Paper No. 2-12
Presentation Time: 11:05 AM
RHOMBIC CALCITE MICROCRYSTALS AS A PROXY FOR METEORIC DIAGENESIS

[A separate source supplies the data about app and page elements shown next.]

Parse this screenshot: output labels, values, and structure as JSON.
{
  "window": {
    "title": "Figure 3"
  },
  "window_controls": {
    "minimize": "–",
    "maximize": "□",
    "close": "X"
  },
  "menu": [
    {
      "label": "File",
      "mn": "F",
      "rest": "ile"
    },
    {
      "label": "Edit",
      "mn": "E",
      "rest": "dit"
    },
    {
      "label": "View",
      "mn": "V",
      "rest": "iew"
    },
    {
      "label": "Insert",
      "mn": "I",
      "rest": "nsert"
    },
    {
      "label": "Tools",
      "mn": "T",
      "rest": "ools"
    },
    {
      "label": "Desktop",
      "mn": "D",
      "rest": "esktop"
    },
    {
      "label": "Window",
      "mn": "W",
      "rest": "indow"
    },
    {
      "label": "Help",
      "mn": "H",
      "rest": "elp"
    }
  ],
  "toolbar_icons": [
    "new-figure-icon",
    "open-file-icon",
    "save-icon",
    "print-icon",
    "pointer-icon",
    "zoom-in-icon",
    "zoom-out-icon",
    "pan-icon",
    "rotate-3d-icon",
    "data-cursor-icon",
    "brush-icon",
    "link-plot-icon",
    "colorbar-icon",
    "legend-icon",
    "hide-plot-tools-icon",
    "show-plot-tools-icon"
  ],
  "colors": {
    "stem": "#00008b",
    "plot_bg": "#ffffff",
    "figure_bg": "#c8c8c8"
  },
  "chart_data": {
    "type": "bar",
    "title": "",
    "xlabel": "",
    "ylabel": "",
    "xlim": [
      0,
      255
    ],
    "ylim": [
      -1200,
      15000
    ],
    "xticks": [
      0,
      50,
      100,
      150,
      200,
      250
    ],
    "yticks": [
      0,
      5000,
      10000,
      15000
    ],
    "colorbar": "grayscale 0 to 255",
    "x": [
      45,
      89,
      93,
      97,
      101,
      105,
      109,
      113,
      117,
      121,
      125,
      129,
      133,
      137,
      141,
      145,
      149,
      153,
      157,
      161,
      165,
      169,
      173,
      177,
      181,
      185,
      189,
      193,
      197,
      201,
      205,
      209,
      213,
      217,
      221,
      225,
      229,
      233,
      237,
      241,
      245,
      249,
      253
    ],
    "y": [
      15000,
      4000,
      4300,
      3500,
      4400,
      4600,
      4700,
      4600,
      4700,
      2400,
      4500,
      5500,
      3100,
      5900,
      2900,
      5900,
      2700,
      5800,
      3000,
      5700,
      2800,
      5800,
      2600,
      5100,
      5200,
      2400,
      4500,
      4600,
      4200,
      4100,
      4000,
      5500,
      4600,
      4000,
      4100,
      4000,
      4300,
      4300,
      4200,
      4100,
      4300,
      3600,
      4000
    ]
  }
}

Numerous Phanerozoic limestones are commonly comprised of calcite microcrystals that measure < 10 µm and exhibit various morphologies. These microcrystals have been interpreted to form during mineralogical stabilization of metastable carbonate sediments during diagenesis. Previous laboratory experiments show that calcite microcrystals precipitating under conditions similar to those that characterize meteoric diagenetic settings (impurity-free, low degree of supersaturation with respect to calcite, high fluid:solid ratio) exhibit the rhombic morphology, whereas calcite microcrystals precipitating under conditions similar to those that prevail in marine and marine burial diagenetic settings (impurity-rich, high degree of supersaturation, low fluid:solid ratio) exhibit non-rhombic morphologies. Based on these experimental observations, we propose that rhombic calcite microcrystals form exclusively in meteoric environments. This hypothesis is tested using new and previously published textural and geochemical data from the Phanerozoic rock record. The data show that the vast majority of Phanerozoic limestones characterized by rhombic microcrystals also exhibit petrographic and/or geochemical evidence indicative of meteoric diagenesis whereas non-rhombic morphologies are associated with marine burial conditions. By linking calcite microcrystal textures to specific diagenetic environments, our observations bring clarity to the conditions under which the various microcrystal textures form and imply that the rhombic microcrystal morphology may be a useful textural proxy for meteoric diagenesis.